One of the main reasons HFCS is used in processed foods is because it enhances the taste. It provides a sweet and pleasant flavor that appeals to consumers. HFCS also has several functional properties that make it suitable for use in a wide range of products, including its ability to retain moisture and extend shelf life.

However, there is controversy surrounding the use of HFCS in the food industry. Some studies suggest that consumption of HFCS may contribute to obesity, diabetes, and other health issues. Critics argue that HFCS is highly processed and contains high levels of fructose, which can be harmful to the body when consumed in excess.

While HFCS is generally recognized as safe by regulatory authorities when consumed in moderation, it is important to be aware of the amount of HFCS in the foods and beverages we consume. Reading food labels and making informed choices can help manage our intake of high-fructose corn syrup.

Foods rich in refined sugars are often heavily processed

Refined sugar is commonly found in a wide range of processed foods, which are often manufactured to have a long shelf life and appeal to consumers’ tastes. These foods are typically high in added sugars and low in essential nutrients, making them nutritionally empty.

Processed foods that are high in refined sugars include soda, candy, cookies, cakes, pastries, sugary cereals, and sweetened beverages. These products are often made with refined sugars like sucrose or high fructose corn syrup, which provide a quick source of energy but have little nutritional value.

Heavily processed foods are often stripped of their natural nutrients during manufacturing and may contain artificial additives, preservatives, and flavor enhancers. While they may be convenient and tasty, these foods can contribute to health issues such as obesity, diabetes, and heart disease when consumed in excess.

It is important to be mindful of the amount of refined sugars consumed and to prioritize whole, unprocessed foods in a balanced diet. This can help ensure a higher intake of essential nutrients and reduce the risk of detrimental health effects associated with consuming excessive refined sugars.

Natural sugars are usually found in nutrient-rich foods

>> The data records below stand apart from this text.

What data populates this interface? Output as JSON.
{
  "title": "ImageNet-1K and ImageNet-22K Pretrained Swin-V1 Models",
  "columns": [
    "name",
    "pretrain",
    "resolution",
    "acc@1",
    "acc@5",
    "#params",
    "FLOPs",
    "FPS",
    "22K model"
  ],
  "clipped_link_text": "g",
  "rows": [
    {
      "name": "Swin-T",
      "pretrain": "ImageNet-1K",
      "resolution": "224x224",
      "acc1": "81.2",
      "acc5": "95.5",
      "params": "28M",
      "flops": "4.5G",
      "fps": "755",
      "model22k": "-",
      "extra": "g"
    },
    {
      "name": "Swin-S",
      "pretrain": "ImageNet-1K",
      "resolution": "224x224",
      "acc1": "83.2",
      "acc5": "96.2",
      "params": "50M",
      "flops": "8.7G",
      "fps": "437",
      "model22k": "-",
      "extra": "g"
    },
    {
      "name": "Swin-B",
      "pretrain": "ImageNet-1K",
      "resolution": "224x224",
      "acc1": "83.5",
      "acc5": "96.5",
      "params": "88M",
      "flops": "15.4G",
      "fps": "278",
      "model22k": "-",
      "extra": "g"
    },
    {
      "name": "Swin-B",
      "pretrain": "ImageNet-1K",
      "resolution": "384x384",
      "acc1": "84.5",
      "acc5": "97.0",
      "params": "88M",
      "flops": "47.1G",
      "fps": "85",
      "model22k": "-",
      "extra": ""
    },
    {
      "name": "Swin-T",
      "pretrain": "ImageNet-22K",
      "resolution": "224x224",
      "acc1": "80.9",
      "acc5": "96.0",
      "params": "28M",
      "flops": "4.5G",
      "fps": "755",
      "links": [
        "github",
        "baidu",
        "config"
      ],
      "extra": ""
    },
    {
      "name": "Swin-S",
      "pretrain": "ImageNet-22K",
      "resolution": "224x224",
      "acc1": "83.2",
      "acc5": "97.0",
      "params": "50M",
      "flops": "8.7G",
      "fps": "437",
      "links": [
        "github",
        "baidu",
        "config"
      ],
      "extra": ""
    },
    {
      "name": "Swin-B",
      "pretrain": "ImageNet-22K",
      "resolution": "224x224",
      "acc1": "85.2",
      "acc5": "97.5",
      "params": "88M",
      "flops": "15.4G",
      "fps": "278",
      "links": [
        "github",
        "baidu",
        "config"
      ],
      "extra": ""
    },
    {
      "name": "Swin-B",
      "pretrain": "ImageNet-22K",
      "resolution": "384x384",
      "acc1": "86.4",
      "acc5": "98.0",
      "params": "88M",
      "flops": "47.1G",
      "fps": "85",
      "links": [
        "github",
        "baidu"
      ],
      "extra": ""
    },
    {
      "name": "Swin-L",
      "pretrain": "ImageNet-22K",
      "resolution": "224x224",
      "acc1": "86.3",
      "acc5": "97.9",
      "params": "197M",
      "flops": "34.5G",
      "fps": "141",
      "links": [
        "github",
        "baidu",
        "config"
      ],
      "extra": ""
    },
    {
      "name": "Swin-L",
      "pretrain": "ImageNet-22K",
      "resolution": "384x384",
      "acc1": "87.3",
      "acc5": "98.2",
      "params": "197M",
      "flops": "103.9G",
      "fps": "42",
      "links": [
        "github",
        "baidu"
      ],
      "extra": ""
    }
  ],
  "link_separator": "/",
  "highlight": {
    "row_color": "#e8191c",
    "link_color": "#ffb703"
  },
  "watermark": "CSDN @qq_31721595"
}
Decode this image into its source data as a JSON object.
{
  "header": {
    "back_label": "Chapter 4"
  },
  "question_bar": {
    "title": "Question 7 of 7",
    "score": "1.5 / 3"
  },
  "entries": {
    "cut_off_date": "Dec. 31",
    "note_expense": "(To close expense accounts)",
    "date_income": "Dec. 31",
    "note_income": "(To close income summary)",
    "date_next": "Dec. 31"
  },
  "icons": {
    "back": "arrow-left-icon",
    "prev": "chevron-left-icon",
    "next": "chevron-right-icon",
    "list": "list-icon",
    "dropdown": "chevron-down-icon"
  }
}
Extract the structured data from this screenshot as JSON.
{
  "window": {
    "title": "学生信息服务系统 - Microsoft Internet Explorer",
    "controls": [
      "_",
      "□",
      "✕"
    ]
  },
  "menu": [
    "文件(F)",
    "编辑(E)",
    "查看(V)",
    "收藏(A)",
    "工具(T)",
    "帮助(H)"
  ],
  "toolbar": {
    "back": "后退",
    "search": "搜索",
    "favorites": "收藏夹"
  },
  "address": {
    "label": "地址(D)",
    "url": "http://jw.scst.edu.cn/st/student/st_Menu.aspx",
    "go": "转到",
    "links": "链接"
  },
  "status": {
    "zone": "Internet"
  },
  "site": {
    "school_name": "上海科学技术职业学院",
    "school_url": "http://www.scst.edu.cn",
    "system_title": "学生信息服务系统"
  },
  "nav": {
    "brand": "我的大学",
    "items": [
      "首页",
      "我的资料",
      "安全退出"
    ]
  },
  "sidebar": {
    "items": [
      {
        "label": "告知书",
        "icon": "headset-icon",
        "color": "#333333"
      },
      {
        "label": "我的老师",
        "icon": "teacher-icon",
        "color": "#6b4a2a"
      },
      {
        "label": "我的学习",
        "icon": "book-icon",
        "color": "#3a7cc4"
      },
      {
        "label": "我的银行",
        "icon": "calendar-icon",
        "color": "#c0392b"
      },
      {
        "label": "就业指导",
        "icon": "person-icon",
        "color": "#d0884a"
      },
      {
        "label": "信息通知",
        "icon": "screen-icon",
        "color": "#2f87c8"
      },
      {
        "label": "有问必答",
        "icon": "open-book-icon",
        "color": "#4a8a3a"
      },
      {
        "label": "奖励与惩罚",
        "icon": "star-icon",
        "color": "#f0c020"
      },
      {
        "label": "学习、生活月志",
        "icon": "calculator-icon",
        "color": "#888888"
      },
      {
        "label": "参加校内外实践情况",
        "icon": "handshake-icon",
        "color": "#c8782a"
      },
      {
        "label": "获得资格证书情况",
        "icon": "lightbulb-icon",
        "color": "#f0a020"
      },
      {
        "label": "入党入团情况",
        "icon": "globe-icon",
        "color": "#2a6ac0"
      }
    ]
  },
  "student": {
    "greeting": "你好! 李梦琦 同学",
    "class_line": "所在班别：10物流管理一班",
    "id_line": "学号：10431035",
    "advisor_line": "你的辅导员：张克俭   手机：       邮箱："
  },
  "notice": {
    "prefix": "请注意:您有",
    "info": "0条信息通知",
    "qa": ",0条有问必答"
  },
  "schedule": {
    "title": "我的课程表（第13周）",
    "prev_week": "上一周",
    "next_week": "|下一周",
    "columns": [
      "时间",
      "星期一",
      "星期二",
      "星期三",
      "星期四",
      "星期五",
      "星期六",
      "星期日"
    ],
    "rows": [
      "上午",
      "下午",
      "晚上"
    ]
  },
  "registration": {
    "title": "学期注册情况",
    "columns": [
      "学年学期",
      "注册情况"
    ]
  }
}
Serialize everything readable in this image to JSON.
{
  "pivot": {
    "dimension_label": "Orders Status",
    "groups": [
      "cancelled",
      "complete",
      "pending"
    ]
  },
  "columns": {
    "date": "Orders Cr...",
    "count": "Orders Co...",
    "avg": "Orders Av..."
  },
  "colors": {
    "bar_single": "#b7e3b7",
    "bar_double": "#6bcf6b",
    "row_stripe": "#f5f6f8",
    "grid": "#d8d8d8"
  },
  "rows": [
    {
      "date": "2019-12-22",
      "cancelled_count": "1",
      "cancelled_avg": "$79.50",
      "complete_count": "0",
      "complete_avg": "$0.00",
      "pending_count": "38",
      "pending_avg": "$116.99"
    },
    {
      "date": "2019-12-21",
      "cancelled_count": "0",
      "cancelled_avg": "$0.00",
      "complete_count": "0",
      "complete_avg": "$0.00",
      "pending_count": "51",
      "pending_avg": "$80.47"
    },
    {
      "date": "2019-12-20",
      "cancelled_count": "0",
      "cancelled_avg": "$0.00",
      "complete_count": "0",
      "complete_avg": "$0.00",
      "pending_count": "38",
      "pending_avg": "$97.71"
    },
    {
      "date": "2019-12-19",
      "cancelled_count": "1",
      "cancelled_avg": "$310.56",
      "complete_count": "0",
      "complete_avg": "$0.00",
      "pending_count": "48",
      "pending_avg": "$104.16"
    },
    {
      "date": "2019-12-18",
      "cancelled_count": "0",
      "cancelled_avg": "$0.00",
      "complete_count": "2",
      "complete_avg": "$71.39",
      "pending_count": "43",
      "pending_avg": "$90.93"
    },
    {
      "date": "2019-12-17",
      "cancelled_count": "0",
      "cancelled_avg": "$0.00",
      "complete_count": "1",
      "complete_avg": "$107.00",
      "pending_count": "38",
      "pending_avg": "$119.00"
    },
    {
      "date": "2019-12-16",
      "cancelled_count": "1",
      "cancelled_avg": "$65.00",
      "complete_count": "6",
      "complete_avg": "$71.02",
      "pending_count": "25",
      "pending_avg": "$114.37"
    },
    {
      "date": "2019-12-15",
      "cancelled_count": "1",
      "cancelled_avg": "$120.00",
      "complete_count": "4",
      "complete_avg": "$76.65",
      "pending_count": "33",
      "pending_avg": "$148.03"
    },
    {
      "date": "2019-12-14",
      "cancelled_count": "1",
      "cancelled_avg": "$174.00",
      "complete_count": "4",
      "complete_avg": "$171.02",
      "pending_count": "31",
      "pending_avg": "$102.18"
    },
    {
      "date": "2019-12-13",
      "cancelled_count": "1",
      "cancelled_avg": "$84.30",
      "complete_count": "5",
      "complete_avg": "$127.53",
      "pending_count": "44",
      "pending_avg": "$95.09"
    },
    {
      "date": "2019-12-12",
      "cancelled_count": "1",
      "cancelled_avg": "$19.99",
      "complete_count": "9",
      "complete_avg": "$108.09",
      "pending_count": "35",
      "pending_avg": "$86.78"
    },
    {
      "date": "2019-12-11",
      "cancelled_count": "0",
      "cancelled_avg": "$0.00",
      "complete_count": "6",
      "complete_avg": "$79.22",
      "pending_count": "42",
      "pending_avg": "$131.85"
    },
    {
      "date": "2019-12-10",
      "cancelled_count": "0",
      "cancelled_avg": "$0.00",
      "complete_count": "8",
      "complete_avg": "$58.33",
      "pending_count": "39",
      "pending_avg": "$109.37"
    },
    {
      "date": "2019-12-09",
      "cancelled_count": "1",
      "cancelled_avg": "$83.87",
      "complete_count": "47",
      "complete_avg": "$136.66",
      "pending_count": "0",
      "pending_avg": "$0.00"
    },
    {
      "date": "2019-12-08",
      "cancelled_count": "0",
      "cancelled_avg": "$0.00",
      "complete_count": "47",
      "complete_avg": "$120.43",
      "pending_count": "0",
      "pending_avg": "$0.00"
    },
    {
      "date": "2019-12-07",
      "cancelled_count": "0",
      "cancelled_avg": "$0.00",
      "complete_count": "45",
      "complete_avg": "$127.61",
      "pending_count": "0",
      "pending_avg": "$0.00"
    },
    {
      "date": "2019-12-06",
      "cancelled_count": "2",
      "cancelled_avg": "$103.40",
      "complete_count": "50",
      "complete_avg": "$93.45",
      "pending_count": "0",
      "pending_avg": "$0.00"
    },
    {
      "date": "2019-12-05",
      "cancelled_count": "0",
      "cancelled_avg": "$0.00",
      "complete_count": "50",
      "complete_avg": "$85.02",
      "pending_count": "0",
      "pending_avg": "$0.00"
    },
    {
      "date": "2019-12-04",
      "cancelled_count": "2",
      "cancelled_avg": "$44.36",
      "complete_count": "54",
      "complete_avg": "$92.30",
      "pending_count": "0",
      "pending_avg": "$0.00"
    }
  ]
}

Natural sugars, also known as intrinsic sugars, are sugars that are naturally present in whole foods. These sugars are typically found in fruits, vegetables, and dairy products. Unlike refined sugars, natural sugars come packaged with essential vitamins, minerals, and fiber. They are an integral part of a balanced diet and can provide both energy and nutrients.

Fruits, such as oranges, apples, and bananas, contain natural sugars like fructose. These sugars are accompanied by a host of beneficial nutrients, including vitamins A and C, potassium, and dietary fiber. The fiber content in fruits helps slow down the absorption of sugar into the bloodstream, preventing sudden spikes in blood sugar levels.

Vegetables like carrots, beets, and sweet potatoes also contain natural sugars like glucose and sucrose. Along with their natural sweetness, these veggies offer a wide array of vitamins, minerals, and antioxidants that contribute to overall health. Additionally, the fiber content in vegetables promotes a feeling of fullness and aids in digestion.

Dairy products, such as milk and yogurt, contain a natural sugar called lactose. Lactose is broken down by the body into glucose and galactose, which are easily absorbed. These dairy products are also rich in calcium, vitamin D, protein, and other essential nutrients, making them a valuable source of natural sugars.

Consuming natural sugars from nutrient-rich foods like fruits, vegetables, and dairy products is a healthier alternative to consuming refined sugars. Whole foods provide a variety of essential nutrients that support overall health and well-being. Remember to enjoy these natural sugars in moderation as part of a well-balanced diet.

Essential Diet & Nutrition Insights